European voters have just taught us that the rise of the far right is not an incontrovertible fate.
I had no optimistic scenario in my mind, while waiting for the results at Civic Coalition leader Donald Tusk’s headquarters during the election night. Having seen the re-election of Viktor Orbán in April 2022, I knew how hard it was to change the rulers, when they have imposed their own rules. If a party controls the media, and influences the judges, their grip on power becomes stronger, and the more difficult it is to subvert the regime.
But then voters came with their push for a change. Although both the Spanish Popular Party and the Polish Law and Justice (PiS) party were ready to break the cordon sanitaire and use far-right seats as a crutch to bring them into government, the people in both countries said no to this plan: neither Spain’s Vox nor Poland’s Konfederacja performed well at the elections. This showed us how vibrant European democracies still are.
Before Poland’s elections, I visited the headquarters of the feminist movement “Strajk Kobiet” in Warsaw. I asked Marta Lempart, the leader of Polish pro-abortion protests, what had become of that unprecedented wave of dissent. She told me: “We changed our society; now we have to change politics.” The huge amount of young people, and women, that queued up to vote on 15 October, proved her right.

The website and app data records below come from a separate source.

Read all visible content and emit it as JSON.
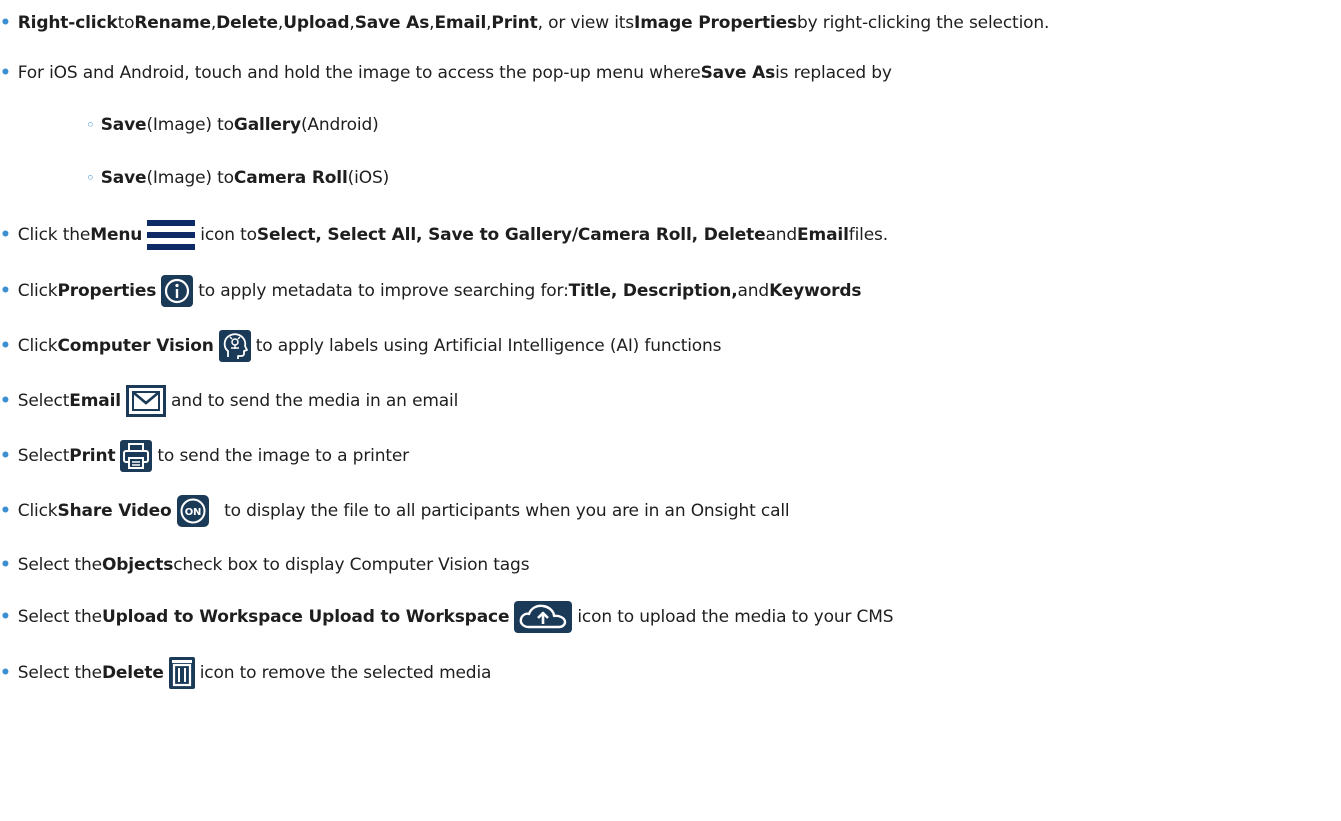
{
  "colors": {
    "bullet": "#3c8fd1",
    "icon_bg": "#1b3a57",
    "icon_menu": "#0d2a66"
  },
  "items": [
    {
      "pre": "",
      "b1": "Right-click",
      "t1": " to ",
      "b2": "Rename",
      "t2": ", ",
      "b3": "Delete",
      "t3": ", ",
      "b4": "Upload",
      "t4": ", ",
      "b5": "Save As",
      "t5": ", ",
      "b6": "Email",
      "t6": ", ",
      "b7": "Print",
      "t7": ", or view its ",
      "b8": "Image Properties",
      "t8": " by right-clicking the selection."
    },
    {
      "text": "For iOS and Android, touch and hold the image to access the pop-up menu where ",
      "b1": "Save As",
      "t1": " is replaced by"
    },
    {
      "b1": "Save",
      "t1": " (Image) to ",
      "b2": "Gallery",
      "t2": " (Android)"
    },
    {
      "b1": "Save",
      "t1": " (Image) to ",
      "b2": "Camera Roll",
      "t2": " (iOS)"
    },
    {
      "pre": "Click the ",
      "b1": "Menu",
      "icon": "menu-icon",
      "t1": " icon to ",
      "b2": "Select, Select All, Save to Gallery/Camera Roll, Delete",
      "t2": " and ",
      "b3": "Email",
      "t3": " files."
    },
    {
      "pre": "Click ",
      "b1": "Properties",
      "icon": "info-icon",
      "t1": " to apply metadata to improve searching for: ",
      "b2": "Title, Description,",
      "t2": " and ",
      "b3": "Keywords"
    },
    {
      "pre": "Click ",
      "b1": "Computer Vision",
      "icon": "ai-head-icon",
      "t1": " to apply labels using Artificial Intelligence (AI) functions"
    },
    {
      "pre": "Select ",
      "b1": "Email",
      "icon": "envelope-icon",
      "t1": " and to send the media in an email"
    },
    {
      "pre": "Select ",
      "b1": "Print",
      "icon": "printer-icon",
      "t1": " to send the image to a printer"
    },
    {
      "pre": "Click ",
      "b1": "Share Video",
      "icon": "onsight-icon",
      "t1": "  to display the file to all participants when you are in an Onsight call"
    },
    {
      "pre": "Select the ",
      "b1": "Objects",
      "t1": " check box to display Computer Vision tags"
    },
    {
      "pre": "Select the ",
      "b1": "Upload to Workspace Upload to Workspace",
      "icon": "cloud-upload-icon",
      "t1": " icon to upload the media to your CMS"
    },
    {
      "pre": "Select the ",
      "b1": "Delete",
      "icon": "trash-icon",
      "t1": " icon to remove the selected media"
    }
  ]
}
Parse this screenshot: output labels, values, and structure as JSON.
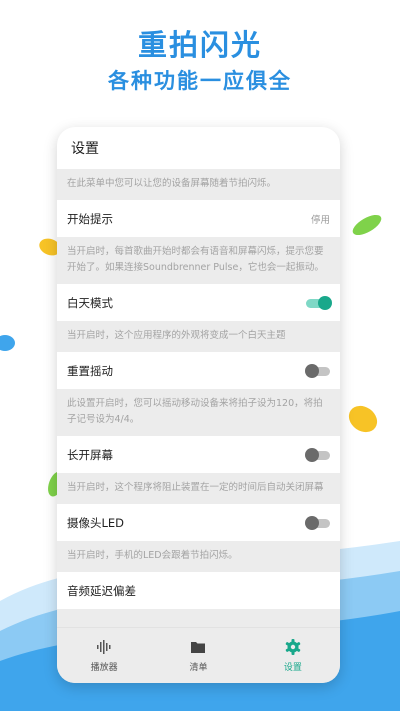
{
  "promo": {
    "headline": "重拍闪光",
    "subheadline": "各种功能一应俱全"
  },
  "settings": {
    "title": "设置",
    "intro": "在此菜单中您可以让您的设备屏幕随着节拍闪烁。",
    "items": [
      {
        "label": "开始提示",
        "value": "停用",
        "desc": "当开启时，每首歌曲开始时都会有语音和屏幕闪烁，提示您要开始了。如果连接Soundbrenner Pulse，它也会一起振动。"
      },
      {
        "label": "白天模式",
        "toggle": true,
        "desc": "当开启时，这个应用程序的外观将变成一个白天主题"
      },
      {
        "label": "重置摇动",
        "toggle": false,
        "desc": "此设置开启时，您可以摇动移动设备来将拍子设为120，将拍子记号设为4/4。"
      },
      {
        "label": "长开屏幕",
        "toggle": false,
        "desc": "当开启时，这个程序将阻止装置在一定的时间后自动关闭屏幕"
      },
      {
        "label": "摄像头LED",
        "toggle": false,
        "desc": "当开启时，手机的LED会跟着节拍闪烁。"
      },
      {
        "label": "音频延迟偏差"
      }
    ]
  },
  "tabs": [
    {
      "label": "播放器",
      "icon": "waveform-icon",
      "active": false
    },
    {
      "label": "清单",
      "icon": "folder-icon",
      "active": false
    },
    {
      "label": "设置",
      "icon": "gear-icon",
      "active": true
    }
  ],
  "colors": {
    "accent": "#19a88b",
    "headline": "#2a8fe0"
  }
}
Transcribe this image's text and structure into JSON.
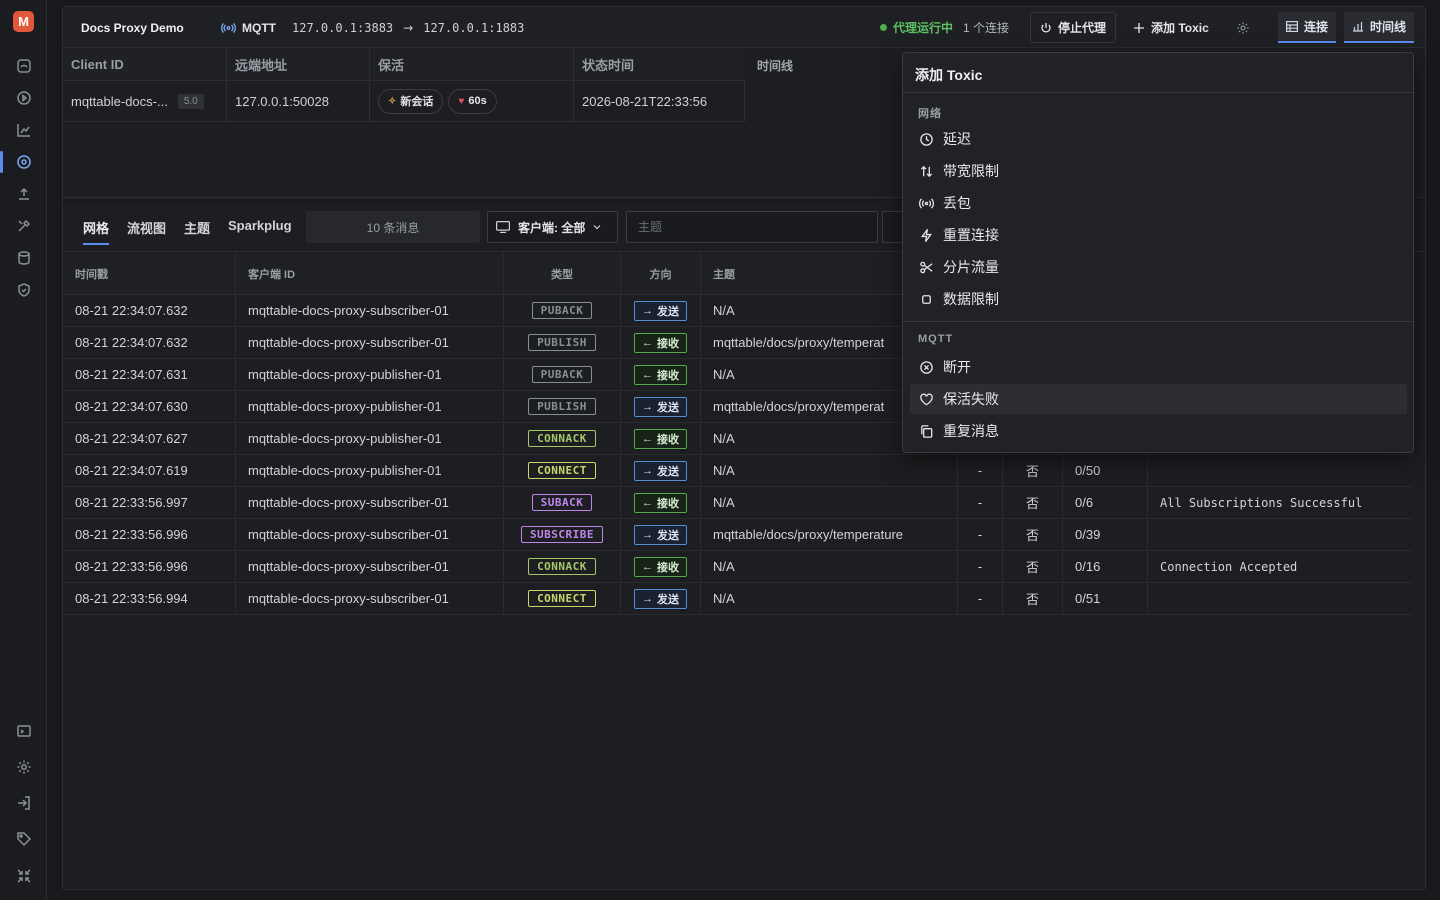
{
  "app": {
    "logo_letter": "M"
  },
  "topbar": {
    "demo_name": "Docs Proxy Demo",
    "protocol": "MQTT",
    "listen_addr": "127.0.0.1:3883",
    "arrow": "→",
    "upstream_addr": "127.0.0.1:1883",
    "status": "代理运行中",
    "status_color": "#4caf50",
    "connections": "1 个连接",
    "stop_label": "停止代理",
    "add_toxic_label": "添加 Toxic",
    "tab_connections": "连接",
    "tab_timeline": "时间线"
  },
  "clients": {
    "headers": [
      "Client ID",
      "远端地址",
      "保活",
      "状态时间"
    ],
    "row": {
      "client_id": "mqttable-docs-...",
      "version": "5.0",
      "remote": "127.0.0.1:50028",
      "session_pill": "新会话",
      "keepalive_pill": "60s",
      "state_time": "2026-08-21T22:33:56"
    }
  },
  "timeline": {
    "title": "时间线"
  },
  "lower": {
    "tabs": [
      "网格",
      "流视图",
      "主题",
      "Sparkplug"
    ],
    "msg_count": "10 条消息",
    "client_filter": "客户端: 全部",
    "topic_placeholder": "主题"
  },
  "table": {
    "headers": [
      "时间戳",
      "客户端 ID",
      "类型",
      "方向",
      "主题",
      "",
      "",
      "",
      ""
    ],
    "rows": [
      {
        "ts": "08-21 22:34:07.632",
        "client": "mqttable-docs-proxy-subscriber-01",
        "type": "PUBACK",
        "dir": "发送",
        "topic": "N/A",
        "qos": "",
        "retain": "",
        "size": "",
        "detail": ""
      },
      {
        "ts": "08-21 22:34:07.632",
        "client": "mqttable-docs-proxy-subscriber-01",
        "type": "PUBLISH",
        "dir": "接收",
        "topic": "mqttable/docs/proxy/temperat",
        "qos": "",
        "retain": "",
        "size": "",
        "detail": ""
      },
      {
        "ts": "08-21 22:34:07.631",
        "client": "mqttable-docs-proxy-publisher-01",
        "type": "PUBACK",
        "dir": "接收",
        "topic": "N/A",
        "qos": "",
        "retain": "",
        "size": "",
        "detail": ""
      },
      {
        "ts": "08-21 22:34:07.630",
        "client": "mqttable-docs-proxy-publisher-01",
        "type": "PUBLISH",
        "dir": "发送",
        "topic": "mqttable/docs/proxy/temperat",
        "qos": "",
        "retain": "",
        "size": "",
        "detail": ""
      },
      {
        "ts": "08-21 22:34:07.627",
        "client": "mqttable-docs-proxy-publisher-01",
        "type": "CONNACK",
        "dir": "接收",
        "topic": "N/A",
        "qos": "",
        "retain": "",
        "size": "",
        "detail": ""
      },
      {
        "ts": "08-21 22:34:07.619",
        "client": "mqttable-docs-proxy-publisher-01",
        "type": "CONNECT",
        "dir": "发送",
        "topic": "N/A",
        "qos": "-",
        "retain": "否",
        "size": "0/50",
        "detail": ""
      },
      {
        "ts": "08-21 22:33:56.997",
        "client": "mqttable-docs-proxy-subscriber-01",
        "type": "SUBACK",
        "dir": "接收",
        "topic": "N/A",
        "qos": "-",
        "retain": "否",
        "size": "0/6",
        "detail": "All Subscriptions Successful"
      },
      {
        "ts": "08-21 22:33:56.996",
        "client": "mqttable-docs-proxy-subscriber-01",
        "type": "SUBSCRIBE",
        "dir": "发送",
        "topic": "mqttable/docs/proxy/temperature",
        "qos": "-",
        "retain": "否",
        "size": "0/39",
        "detail": ""
      },
      {
        "ts": "08-21 22:33:56.996",
        "client": "mqttable-docs-proxy-subscriber-01",
        "type": "CONNACK",
        "dir": "接收",
        "topic": "N/A",
        "qos": "-",
        "retain": "否",
        "size": "0/16",
        "detail": "Connection Accepted"
      },
      {
        "ts": "08-21 22:33:56.994",
        "client": "mqttable-docs-proxy-subscriber-01",
        "type": "CONNECT",
        "dir": "发送",
        "topic": "N/A",
        "qos": "-",
        "retain": "否",
        "size": "0/51",
        "detail": ""
      }
    ]
  },
  "type_colors": {
    "PUBACK": "#8a8d94",
    "PUBLISH": "#8a8d94",
    "CONNACK": "#a6c66a",
    "CONNECT": "#c7d86a",
    "SUBACK": "#c084e8",
    "SUBSCRIBE": "#c084e8"
  },
  "menu": {
    "title": "添加 Toxic",
    "group_network": "网络",
    "network_items": [
      {
        "label": "延迟",
        "icon": "clock-icon"
      },
      {
        "label": "带宽限制",
        "icon": "arrows-updown-icon"
      },
      {
        "label": "丢包",
        "icon": "signal-icon"
      },
      {
        "label": "重置连接",
        "icon": "bolt-icon"
      },
      {
        "label": "分片流量",
        "icon": "scissors-icon"
      },
      {
        "label": "数据限制",
        "icon": "square-icon"
      }
    ],
    "group_mqtt": "MQTT",
    "mqtt_items": [
      {
        "label": "断开",
        "icon": "circle-x-icon"
      },
      {
        "label": "保活失败",
        "icon": "heart-icon"
      },
      {
        "label": "重复消息",
        "icon": "copy-icon"
      }
    ]
  }
}
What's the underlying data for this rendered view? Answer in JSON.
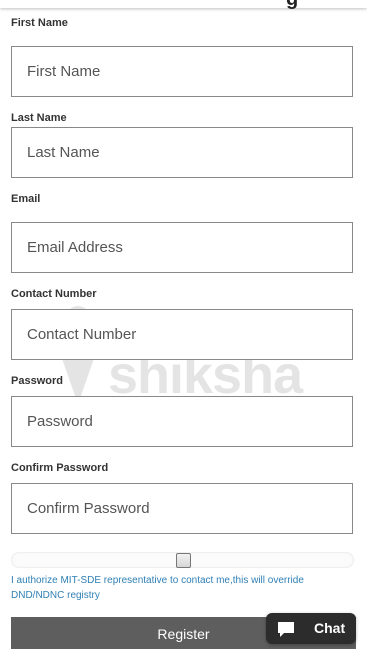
{
  "header": {
    "title_fragment": "g"
  },
  "watermark": {
    "text": "shiksha"
  },
  "form": {
    "first_name": {
      "label": "First Name",
      "placeholder": "First Name"
    },
    "last_name": {
      "label": "Last Name",
      "placeholder": "Last Name"
    },
    "email": {
      "label": "Email",
      "placeholder": "Email Address"
    },
    "contact": {
      "label": "Contact Number",
      "placeholder": "Contact Number"
    },
    "password": {
      "label": "Password",
      "placeholder": "Password"
    },
    "confirm_password": {
      "label": "Confirm Password",
      "placeholder": "Confirm Password"
    },
    "consent": {
      "text": "I authorize MIT-SDE representative to contact me,this will override DND/NDNC registry",
      "checked": false
    },
    "register_label": "Register"
  },
  "chat": {
    "label": "Chat",
    "icon": "chat-bubble-icon"
  },
  "colors": {
    "link_blue": "#2f7fb5",
    "button_gray": "#5e5e5e",
    "chat_bg": "#2c2c2c"
  }
}
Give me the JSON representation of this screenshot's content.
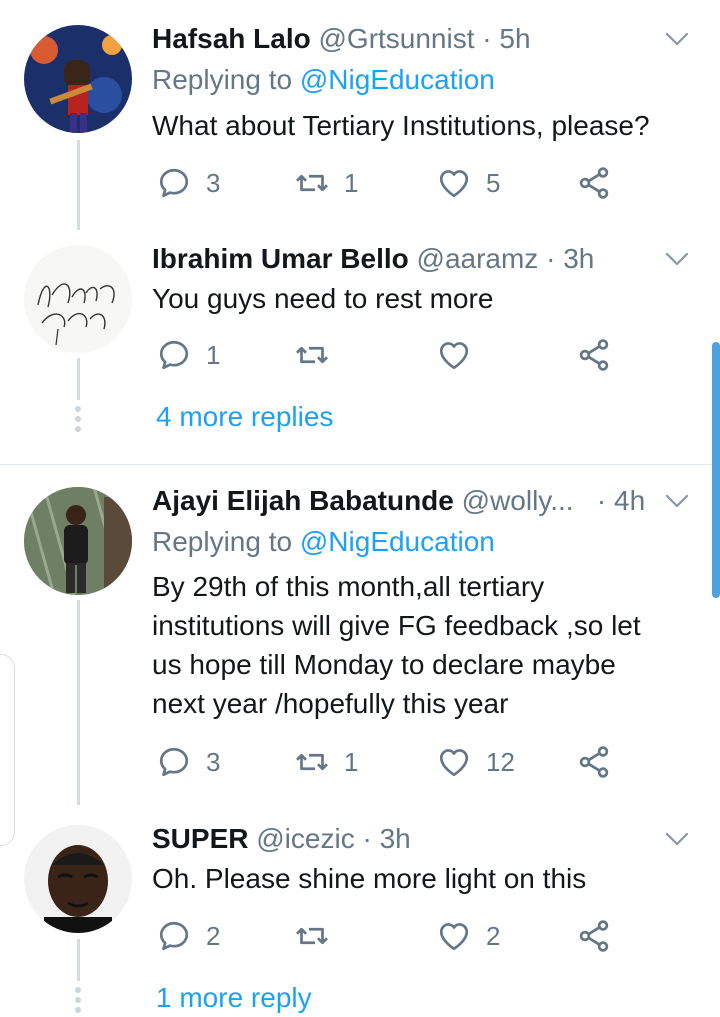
{
  "tweets": [
    {
      "name": "Hafsah Lalo",
      "handle": "@Grtsunnist",
      "sep": " · ",
      "time": "5h",
      "replying_prefix": "Replying to ",
      "replying_to": "@NigEducation",
      "text": "What about Tertiary Institutions, please?",
      "replies": "3",
      "retweets": "1",
      "likes": "5"
    },
    {
      "name": "Ibrahim Umar Bello",
      "handle": "@aaramz",
      "sep": " · ",
      "time": "3h",
      "text": "You guys need to rest more",
      "replies": "1",
      "retweets": "",
      "likes": "",
      "more_replies": "4 more replies",
      "avatar_signature": "Ibrahim Aaramz"
    },
    {
      "name": "Ajayi Elijah Babatunde",
      "handle": "@wolly...",
      "sep": " · ",
      "time": "4h",
      "replying_prefix": "Replying to ",
      "replying_to": "@NigEducation",
      "text": "By 29th of this month,all tertiary institutions will give FG feedback ,so let us hope till Monday to declare maybe next year /hopefully this year",
      "replies": "3",
      "retweets": "1",
      "likes": "12"
    },
    {
      "name": "SUPER",
      "handle": "@icezic",
      "sep": " · ",
      "time": "3h",
      "text": "Oh. Please shine more light on this",
      "replies": "2",
      "retweets": "",
      "likes": "2",
      "more_replies": "1 more reply"
    }
  ],
  "icons": {
    "reply": "reply-icon",
    "retweet": "retweet-icon",
    "like": "heart-icon",
    "share": "share-icon",
    "menu": "chevron-down-icon"
  },
  "colors": {
    "accent": "#1da1f2",
    "muted": "#657786",
    "text": "#14171a",
    "scrollbar": "#4aa3df"
  }
}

Law and Justice is still the party with most votes, and it still holds the levers of power: as Konfederacja’s leader Sławomir Mentzen said, “if Tusk wants to govern Poland, he will have the President of the Republic, the public TV and the Constitutional Court against him.”
Nevertheless, a majority of Polish voters asked for change. The high level of participation in the polls, the pro-European and pro-rule of law stances that the winning opposition embodies, provoked “a sigh of relief in Brussels and many capitals”, as Dutch MEP Sophie in’t Veld told me: “Europe was pulled back from the brink”.